Read More »

By the Numbers: Who Is Leading Our Schools?

Sunday, August 9, 2015, 1:54 pm

By the Numbers: Who is Leading Our Schools?

There has been a lot of talk – from both friends and foes of New Orleans K-12 Ed Reform – about outsiders coming in to run the schools. So, Educate Now! surveyed every OPSB and RSD school, direct run and charter, to get a profile of who is leading our schools and whether they were here before the levees broke.

Let’s take a look at the numbers.

There are 77 schools for the 2015-16 school year and 85 school leaders, as some schools have more than one leader.

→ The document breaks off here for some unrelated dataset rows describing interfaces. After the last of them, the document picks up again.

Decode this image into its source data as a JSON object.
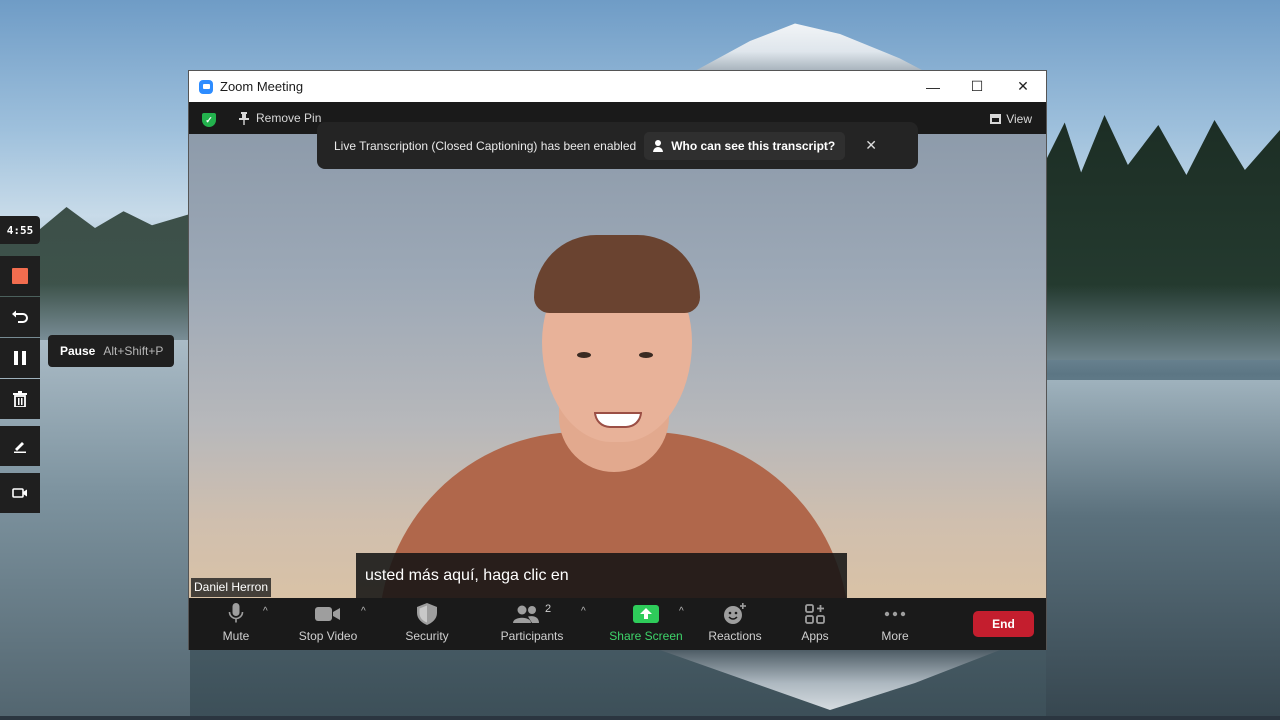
{
  "recorder": {
    "timer": "4:55",
    "pause_tooltip": {
      "label": "Pause",
      "shortcut": "Alt+Shift+P"
    },
    "buttons": [
      "stop-icon",
      "undo-icon",
      "pause-icon",
      "trash-icon",
      "pen-icon",
      "camera-icon"
    ]
  },
  "window": {
    "title": "Zoom Meeting",
    "controls": {
      "minimize": "—",
      "maximize": "☐",
      "close": "✕"
    }
  },
  "meeting": {
    "remove_pin": "Remove Pin",
    "view": "View",
    "banner": {
      "text": "Live Transcription (Closed Captioning) has been enabled",
      "who_label": "Who can see this transcript?",
      "close": "✕"
    },
    "caption": "usted más aquí, haga clic en",
    "participant_name": "Daniel Herron",
    "colors": {
      "accent_green": "#3ed46a",
      "end_red": "#c41e2e",
      "zoom_blue": "#2d8cff"
    }
  },
  "toolbar": {
    "mute": "Mute",
    "stop_video": "Stop Video",
    "security": "Security",
    "participants": "Participants",
    "participants_count": "2",
    "share_screen": "Share Screen",
    "reactions": "Reactions",
    "apps": "Apps",
    "more": "More",
    "end": "End",
    "caret": "^"
  }
}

2015 School Leaders
District African-
White Other Lived in N.O.
30 24 4 26
13 13 1 21
New Orleans
43 37 5 47
51% 43% 6% 55%

The education reforms post-Katrina have been the work of veteran and new educators, and the work of New Orleanians who were here before the storm as well as others who moved here to be part of rebuilding a great city.

Our educators are more ethnically diverse, but a majority of our school leaders and a majority of our teachers are still African-American.

As we commemorate the 10-year anniversary of Katrina and the beginning of another school year, I hope we can join together to celebrate the remarkable progress that has been made in our schools and thank all of our teachers and administrators, both those from New Orleans and those who moved here more recently, as they work tirelessly to provide educational opportunities for our students.

N.O.’s Expulsion Rate Below State Average

Wednesday, July 29, 2015, 9:20 pm

New Orleans’ Expulsion Rate is Below the State Average

In 2014-15, the Student Hearing Office worked with schools, students, and advocates to refine expulsion policies for New Orleans. Discipline conferences are now used as an intervention prior to expulsion and are keeping more students in school. Additionally, student offenses are tiered based on severity of behavior to better differentiate consequences.

The Results:

  • The number of expulsions fell from 231 to 199, even as student enrollment across the city increased.
  • The expulsion rate dropped from 0.52% to 0.43%.
  • New Orleans’ expulsion rate is now below the 2014 state average.
Expulsion Rate*
New Orleans

*State data is from 2013-14 year. The state has not completed its full 2014-15 data entry and verification.

Expulsion Rates by District

District 2014-2015 2013-2014 Change
Rate #
Rate Change
in #
in Rate
30,487 145 0.48% 30,220 198 0.66% – 53 – 27%
13,335 47 0.35% 12,514 29 0.23% + 18 + 52%
OPSB Charter
10,008 17 0.17% 9,466 4 0.04% + 13 + 302%
OPSB Direct Run
3,327 30 0.90% 3,048 25 0.82% + 5 + 10%
BESE 1,981 7 0.35% 1,572 4
45,803 199 0.43% 44,306 231 0.52% – 32
– 17%

Read More »

ICYMI: 5 Things to Know About NCLB

Wednesday, July 29, 2015, 8:57 pm

In Case You Missed It (ICYMI) … Your mini news clippings

National Stories

Here are 5 Things to Know about House-Senate efforts to replace No Child Left Behind.

Indianapolis is looking at increasing school autonomy as a way to improve its public schools.

Chris Barbic, who is stepping down as superintendent of Tennessee’s Achievement School District, shares some of the lessons he’s learned over the past four years. Barbic says increasing school autonomy works, but it requires committed and talented leaders and teachers.

Closer to Home

Don’t forget to weigh in on Louisiana’s Common Core standards. Share your opinion online using the Louisiana Standards Review website.

New Orleans high schoolers are connecting with emerging biotech and digital companies through the YOUTH FORCE Summer Workplace Institute.

Read More »